▶ [GOAL OF THE EXERCISE]: Exclude the pictures and reproduce exactly the lines that run from the one holding "Serialize everything readable" to the end of the entries below.

++++ SOURCE INFORMATION ++++

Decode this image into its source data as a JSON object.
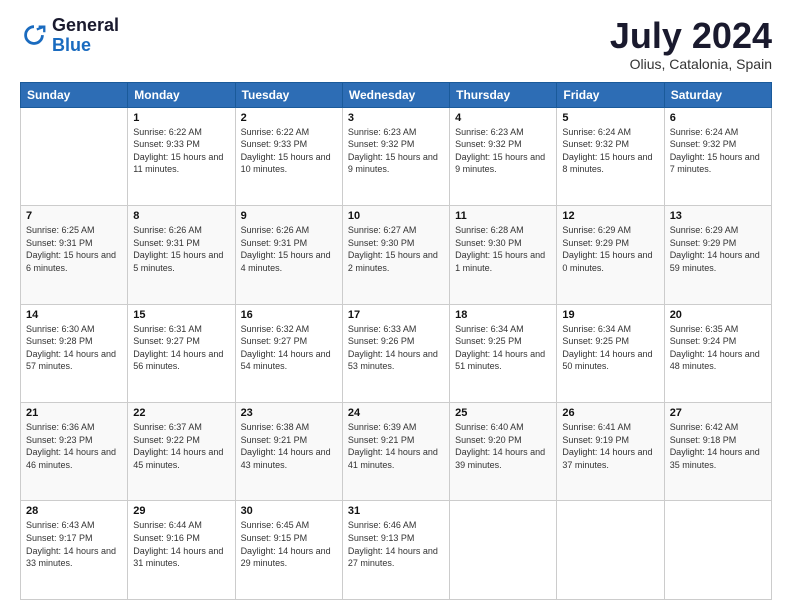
{
  "logo": {
    "text_general": "General",
    "text_blue": "Blue"
  },
  "header": {
    "title": "July 2024",
    "subtitle": "Olius, Catalonia, Spain"
  },
  "weekdays": [
    "Sunday",
    "Monday",
    "Tuesday",
    "Wednesday",
    "Thursday",
    "Friday",
    "Saturday"
  ],
  "weeks": [
    [
      {
        "day": "",
        "sunrise": "",
        "sunset": "",
        "daylight": ""
      },
      {
        "day": "1",
        "sunrise": "Sunrise: 6:22 AM",
        "sunset": "Sunset: 9:33 PM",
        "daylight": "Daylight: 15 hours and 11 minutes."
      },
      {
        "day": "2",
        "sunrise": "Sunrise: 6:22 AM",
        "sunset": "Sunset: 9:33 PM",
        "daylight": "Daylight: 15 hours and 10 minutes."
      },
      {
        "day": "3",
        "sunrise": "Sunrise: 6:23 AM",
        "sunset": "Sunset: 9:32 PM",
        "daylight": "Daylight: 15 hours and 9 minutes."
      },
      {
        "day": "4",
        "sunrise": "Sunrise: 6:23 AM",
        "sunset": "Sunset: 9:32 PM",
        "daylight": "Daylight: 15 hours and 9 minutes."
      },
      {
        "day": "5",
        "sunrise": "Sunrise: 6:24 AM",
        "sunset": "Sunset: 9:32 PM",
        "daylight": "Daylight: 15 hours and 8 minutes."
      },
      {
        "day": "6",
        "sunrise": "Sunrise: 6:24 AM",
        "sunset": "Sunset: 9:32 PM",
        "daylight": "Daylight: 15 hours and 7 minutes."
      }
    ],
    [
      {
        "day": "7",
        "sunrise": "Sunrise: 6:25 AM",
        "sunset": "Sunset: 9:31 PM",
        "daylight": "Daylight: 15 hours and 6 minutes."
      },
      {
        "day": "8",
        "sunrise": "Sunrise: 6:26 AM",
        "sunset": "Sunset: 9:31 PM",
        "daylight": "Daylight: 15 hours and 5 minutes."
      },
      {
        "day": "9",
        "sunrise": "Sunrise: 6:26 AM",
        "sunset": "Sunset: 9:31 PM",
        "daylight": "Daylight: 15 hours and 4 minutes."
      },
      {
        "day": "10",
        "sunrise": "Sunrise: 6:27 AM",
        "sunset": "Sunset: 9:30 PM",
        "daylight": "Daylight: 15 hours and 2 minutes."
      },
      {
        "day": "11",
        "sunrise": "Sunrise: 6:28 AM",
        "sunset": "Sunset: 9:30 PM",
        "daylight": "Daylight: 15 hours and 1 minute."
      },
      {
        "day": "12",
        "sunrise": "Sunrise: 6:29 AM",
        "sunset": "Sunset: 9:29 PM",
        "daylight": "Daylight: 15 hours and 0 minutes."
      },
      {
        "day": "13",
        "sunrise": "Sunrise: 6:29 AM",
        "sunset": "Sunset: 9:29 PM",
        "daylight": "Daylight: 14 hours and 59 minutes."
      }
    ],
    [
      {
        "day": "14",
        "sunrise": "Sunrise: 6:30 AM",
        "sunset": "Sunset: 9:28 PM",
        "daylight": "Daylight: 14 hours and 57 minutes."
      },
      {
        "day": "15",
        "sunrise": "Sunrise: 6:31 AM",
        "sunset": "Sunset: 9:27 PM",
        "daylight": "Daylight: 14 hours and 56 minutes."
      },
      {
        "day": "16",
        "sunrise": "Sunrise: 6:32 AM",
        "sunset": "Sunset: 9:27 PM",
        "daylight": "Daylight: 14 hours and 54 minutes."
      },
      {
        "day": "17",
        "sunrise": "Sunrise: 6:33 AM",
        "sunset": "Sunset: 9:26 PM",
        "daylight": "Daylight: 14 hours and 53 minutes."
      },
      {
        "day": "18",
        "sunrise": "Sunrise: 6:34 AM",
        "sunset": "Sunset: 9:25 PM",
        "daylight": "Daylight: 14 hours and 51 minutes."
      },
      {
        "day": "19",
        "sunrise": "Sunrise: 6:34 AM",
        "sunset": "Sunset: 9:25 PM",
        "daylight": "Daylight: 14 hours and 50 minutes."
      },
      {
        "day": "20",
        "sunrise": "Sunrise: 6:35 AM",
        "sunset": "Sunset: 9:24 PM",
        "daylight": "Daylight: 14 hours and 48 minutes."
      }
    ],
    [
      {
        "day": "21",
        "sunrise": "Sunrise: 6:36 AM",
        "sunset": "Sunset: 9:23 PM",
        "daylight": "Daylight: 14 hours and 46 minutes."
      },
      {
        "day": "22",
        "sunrise": "Sunrise: 6:37 AM",
        "sunset": "Sunset: 9:22 PM",
        "daylight": "Daylight: 14 hours and 45 minutes."
      },
      {
        "day": "23",
        "sunrise": "Sunrise: 6:38 AM",
        "sunset": "Sunset: 9:21 PM",
        "daylight": "Daylight: 14 hours and 43 minutes."
      },
      {
        "day": "24",
        "sunrise": "Sunrise: 6:39 AM",
        "sunset": "Sunset: 9:21 PM",
        "daylight": "Daylight: 14 hours and 41 minutes."
      },
      {
        "day": "25",
        "sunrise": "Sunrise: 6:40 AM",
        "sunset": "Sunset: 9:20 PM",
        "daylight": "Daylight: 14 hours and 39 minutes."
      },
      {
        "day": "26",
        "sunrise": "Sunrise: 6:41 AM",
        "sunset": "Sunset: 9:19 PM",
        "daylight": "Daylight: 14 hours and 37 minutes."
      },
      {
        "day": "27",
        "sunrise": "Sunrise: 6:42 AM",
        "sunset": "Sunset: 9:18 PM",
        "daylight": "Daylight: 14 hours and 35 minutes."
      }
    ],
    [
      {
        "day": "28",
        "sunrise": "Sunrise: 6:43 AM",
        "sunset": "Sunset: 9:17 PM",
        "daylight": "Daylight: 14 hours and 33 minutes."
      },
      {
        "day": "29",
        "sunrise": "Sunrise: 6:44 AM",
        "sunset": "Sunset: 9:16 PM",
        "daylight": "Daylight: 14 hours and 31 minutes."
      },
      {
        "day": "30",
        "sunrise": "Sunrise: 6:45 AM",
        "sunset": "Sunset: 9:15 PM",
        "daylight": "Daylight: 14 hours and 29 minutes."
      },
      {
        "day": "31",
        "sunrise": "Sunrise: 6:46 AM",
        "sunset": "Sunset: 9:13 PM",
        "daylight": "Daylight: 14 hours and 27 minutes."
      },
      {
        "day": "",
        "sunrise": "",
        "sunset": "",
        "daylight": ""
      },
      {
        "day": "",
        "sunrise": "",
        "sunset": "",
        "daylight": ""
      },
      {
        "day": "",
        "sunrise": "",
        "sunset": "",
        "daylight": ""
      }
    ]
  ]
}
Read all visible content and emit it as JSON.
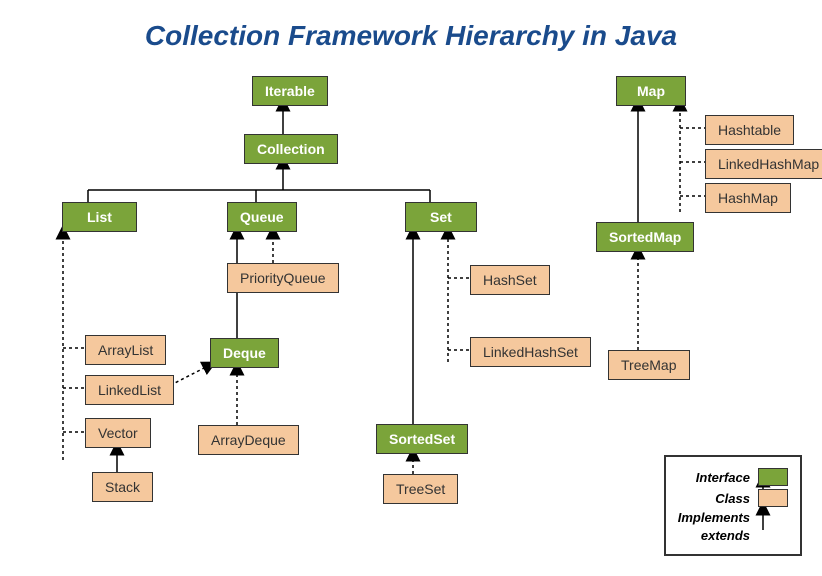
{
  "title": "Collection Framework Hierarchy in Java",
  "nodes": {
    "iterable": "Iterable",
    "collection": "Collection",
    "list": "List",
    "queue": "Queue",
    "set": "Set",
    "deque": "Deque",
    "sortedset": "SortedSet",
    "map": "Map",
    "sortedmap": "SortedMap",
    "arraylist": "ArrayList",
    "linkedlist": "LinkedList",
    "vector": "Vector",
    "stack": "Stack",
    "priorityqueue": "PriorityQueue",
    "arraydeque": "ArrayDeque",
    "hashset": "HashSet",
    "linkedhashset": "LinkedHashSet",
    "treeset": "TreeSet",
    "hashtable": "Hashtable",
    "linkedhashmap": "LinkedHashMap",
    "hashmap": "HashMap",
    "treemap": "TreeMap"
  },
  "legend": {
    "interface": "Interface",
    "class": "Class",
    "implements": "Implements",
    "extends": "extends"
  }
}
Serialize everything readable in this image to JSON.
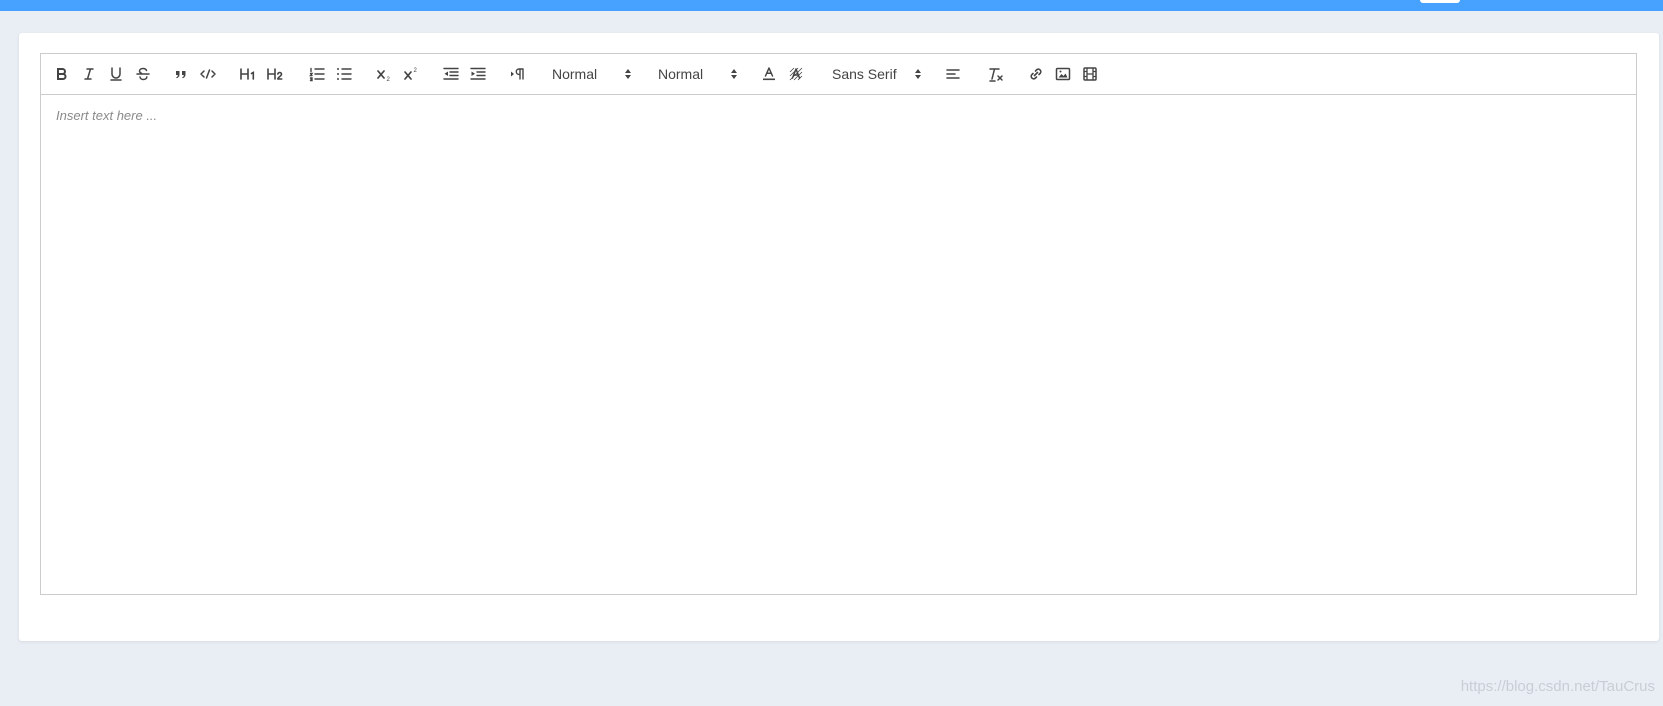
{
  "editor": {
    "placeholder": "Insert text here ...",
    "toolbar": {
      "header_select": "Normal",
      "size_select": "Normal",
      "font_select": "Sans Serif"
    },
    "icons": {
      "bold": "bold-icon",
      "italic": "italic-icon",
      "underline": "underline-icon",
      "strike": "strikethrough-icon",
      "blockquote": "blockquote-icon",
      "code_block": "code-block-icon",
      "h1": "header-1-icon",
      "h2": "header-2-icon",
      "ordered_list": "ordered-list-icon",
      "bullet_list": "bullet-list-icon",
      "subscript": "subscript-icon",
      "superscript": "superscript-icon",
      "outdent": "outdent-icon",
      "indent": "indent-icon",
      "direction": "text-direction-rtl-icon",
      "text_color": "text-color-icon",
      "background_color": "background-color-icon",
      "align": "align-left-icon",
      "clean": "clear-formatting-icon",
      "link": "link-icon",
      "image": "image-icon",
      "video": "video-icon"
    }
  },
  "watermark": "https://blog.csdn.net/TauCrus",
  "colors": {
    "topbar": "#46a1ff",
    "background": "#e9edf4",
    "icon": "#444444"
  }
}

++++

▶ [ANSWER SPACE]:
Serialize everything readable in this image to JSON.
{
  "editor": {
    "placeholder": "Insert text here ...",
    "toolbar": {
      "header_select": "Normal",
      "size_select": "Normal",
      "font_select": "Sans Serif"
    },
    "icons": {
      "bold": "bold-icon",
      "italic": "italic-icon",
      "underline": "underline-icon",
      "strike": "strikethrough-icon",
      "blockquote": "blockquote-icon",
      "code_block": "code-block-icon",
      "h1": "header-1-icon",
      "h2": "header-2-icon",
      "ordered_list": "ordered-list-icon",
      "bullet_list": "bullet-list-icon",
      "subscript": "subscript-icon",
      "superscript": "superscript-icon",
      "outdent": "outdent-icon",
      "indent": "indent-icon",
      "direction": "text-direction-rtl-icon",
      "text_color": "text-color-icon",
      "background_color": "background-color-icon",
      "align": "align-left-icon",
      "clean": "clear-formatting-icon",
      "link": "link-icon",
      "image": "image-icon",
      "video": "video-icon"
    }
  },
  "watermark": "https://blog.csdn.net/TauCrus",
  "colors": {
    "topbar": "#46a1ff",
    "background": "#e9edf4",
    "icon": "#444444"
  }
}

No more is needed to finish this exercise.